Requirement: Please go through the records below and return every line holding the word "JSON".

##### Data to process #####

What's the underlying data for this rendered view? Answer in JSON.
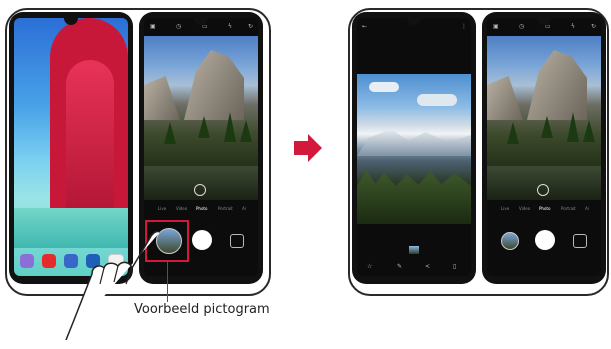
{
  "callout": {
    "label": "Voorbeeld pictogram"
  },
  "camera": {
    "modes": [
      "Live",
      "Video",
      "Photo",
      "Portrait",
      "Ai"
    ],
    "active_mode": "Photo"
  },
  "colors": {
    "accent": "#d2193c",
    "frame": "#2a2a2a"
  },
  "icons": {
    "home_dock": [
      "apps-icon",
      "youtube-icon",
      "game-icon",
      "app-icon",
      "app-drawer-icon"
    ],
    "gallery_toolbar": [
      "star-icon",
      "edit-icon",
      "share-icon",
      "delete-icon"
    ]
  }
}
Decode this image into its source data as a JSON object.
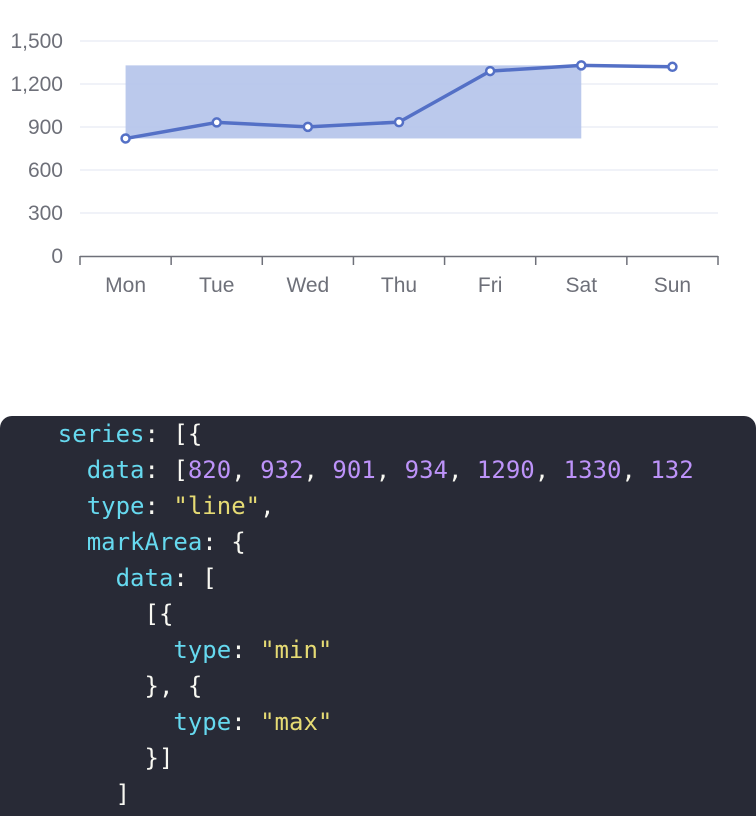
{
  "chart_data": {
    "type": "line",
    "categories": [
      "Mon",
      "Tue",
      "Wed",
      "Thu",
      "Fri",
      "Sat",
      "Sun"
    ],
    "values": [
      820,
      932,
      901,
      934,
      1290,
      1330,
      1320
    ],
    "ylim": [
      0,
      1500
    ],
    "yticks": [
      "0",
      "300",
      "600",
      "900",
      "1,200",
      "1,500"
    ],
    "mark_area": {
      "from": "min",
      "to": "max",
      "y_range": [
        820,
        1330
      ],
      "x_range": [
        "Mon",
        "Sat"
      ]
    },
    "grid": true,
    "colors": {
      "line": "#5470c6",
      "area": "#b4c3ea",
      "grid": "#e0e6f1",
      "axis": "#6e7079"
    },
    "title": "",
    "xlabel": "",
    "ylabel": ""
  },
  "code": {
    "lines": [
      [
        [
          "    ",
          "pun"
        ],
        [
          "series",
          "key"
        ],
        [
          ": [{",
          "pun"
        ]
      ],
      [
        [
          "      ",
          "pun"
        ],
        [
          "data",
          "key"
        ],
        [
          ": [",
          "pun"
        ],
        [
          "820",
          "num"
        ],
        [
          ", ",
          "pun"
        ],
        [
          "932",
          "num"
        ],
        [
          ", ",
          "pun"
        ],
        [
          "901",
          "num"
        ],
        [
          ", ",
          "pun"
        ],
        [
          "934",
          "num"
        ],
        [
          ", ",
          "pun"
        ],
        [
          "1290",
          "num"
        ],
        [
          ", ",
          "pun"
        ],
        [
          "1330",
          "num"
        ],
        [
          ", ",
          "pun"
        ],
        [
          "132",
          "num"
        ]
      ],
      [
        [
          "      ",
          "pun"
        ],
        [
          "type",
          "key"
        ],
        [
          ": ",
          "pun"
        ],
        [
          "\"line\"",
          "str"
        ],
        [
          ",",
          "pun"
        ]
      ],
      [
        [
          "      ",
          "pun"
        ],
        [
          "markArea",
          "key"
        ],
        [
          ": {",
          "pun"
        ]
      ],
      [
        [
          "        ",
          "pun"
        ],
        [
          "data",
          "key"
        ],
        [
          ": [",
          "pun"
        ]
      ],
      [
        [
          "          [{",
          "pun"
        ]
      ],
      [
        [
          "            ",
          "pun"
        ],
        [
          "type",
          "key"
        ],
        [
          ": ",
          "pun"
        ],
        [
          "\"min\"",
          "str"
        ]
      ],
      [
        [
          "          }, {",
          "pun"
        ]
      ],
      [
        [
          "            ",
          "pun"
        ],
        [
          "type",
          "key"
        ],
        [
          ": ",
          "pun"
        ],
        [
          "\"max\"",
          "str"
        ]
      ],
      [
        [
          "          }]",
          "pun"
        ]
      ],
      [
        [
          "        ]",
          "pun"
        ]
      ]
    ]
  }
}
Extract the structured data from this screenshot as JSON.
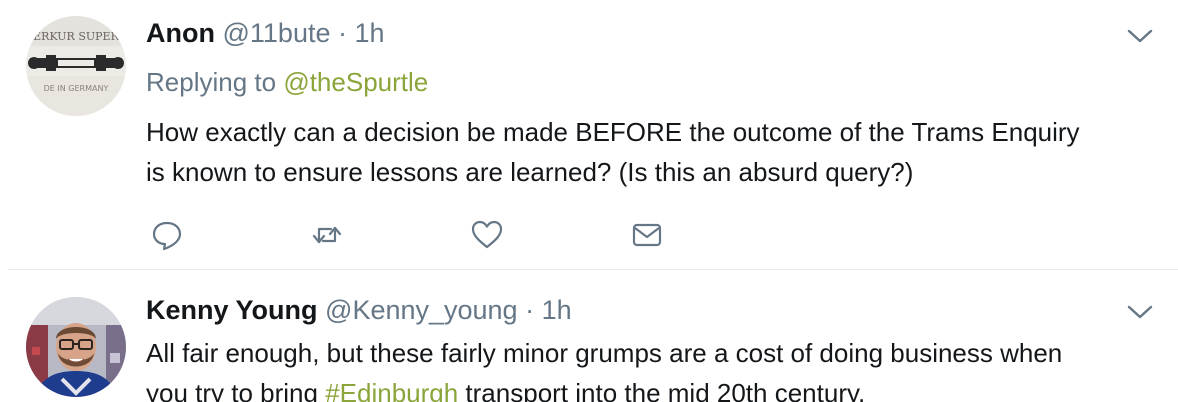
{
  "colors": {
    "link": "#8ba53a",
    "secondary_text": "#657786",
    "primary_text": "#14171a",
    "divider": "#e6ecf0",
    "icon": "#657786"
  },
  "tweets": [
    {
      "name": "Anon",
      "handle": "@11bute",
      "separator": "·",
      "time": "1h",
      "replying_prefix": "Replying to",
      "replying_to": "@theSpurtle",
      "text_lines": [
        "How exactly can a decision be made BEFORE the outcome of the Trams Enquiry",
        "is known to ensure lessons are learned? (Is this an absurd query?)"
      ],
      "avatar_text": {
        "top": "ERKUR SUPER",
        "bottom": "DE IN GERMANY"
      },
      "actions": [
        "reply-icon",
        "retweet-icon",
        "like-icon",
        "direct-message-icon"
      ],
      "menu_icon": "chevron-down-icon"
    },
    {
      "name": "Kenny Young",
      "handle": "@Kenny_young",
      "separator": "·",
      "time": "1h",
      "text_before": "All fair enough, but these fairly minor grumps are a cost of doing business when",
      "text_line2_before": "you try to bring ",
      "hashtag": "#Edinburgh",
      "text_line2_after": " transport into the mid 20th century.",
      "menu_icon": "chevron-down-icon"
    }
  ]
}
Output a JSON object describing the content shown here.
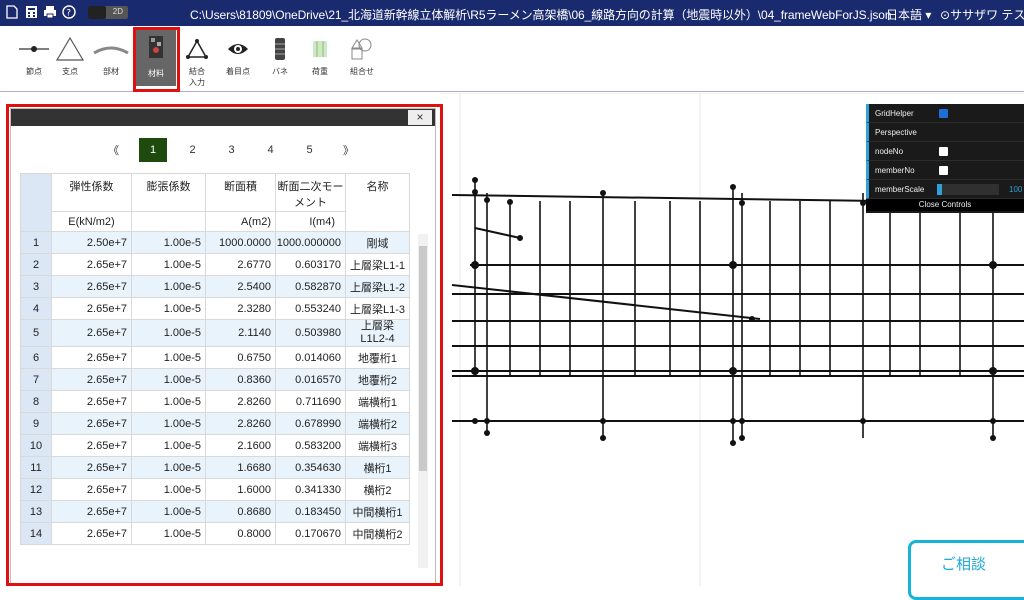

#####

Answer box:
What's the underlying data for this rendered view? Answer in JSON.
Decode this image into its source data as a JSON object.
Extract the structured data from this screenshot as JSON.
Output a JSON object describing the content shown here.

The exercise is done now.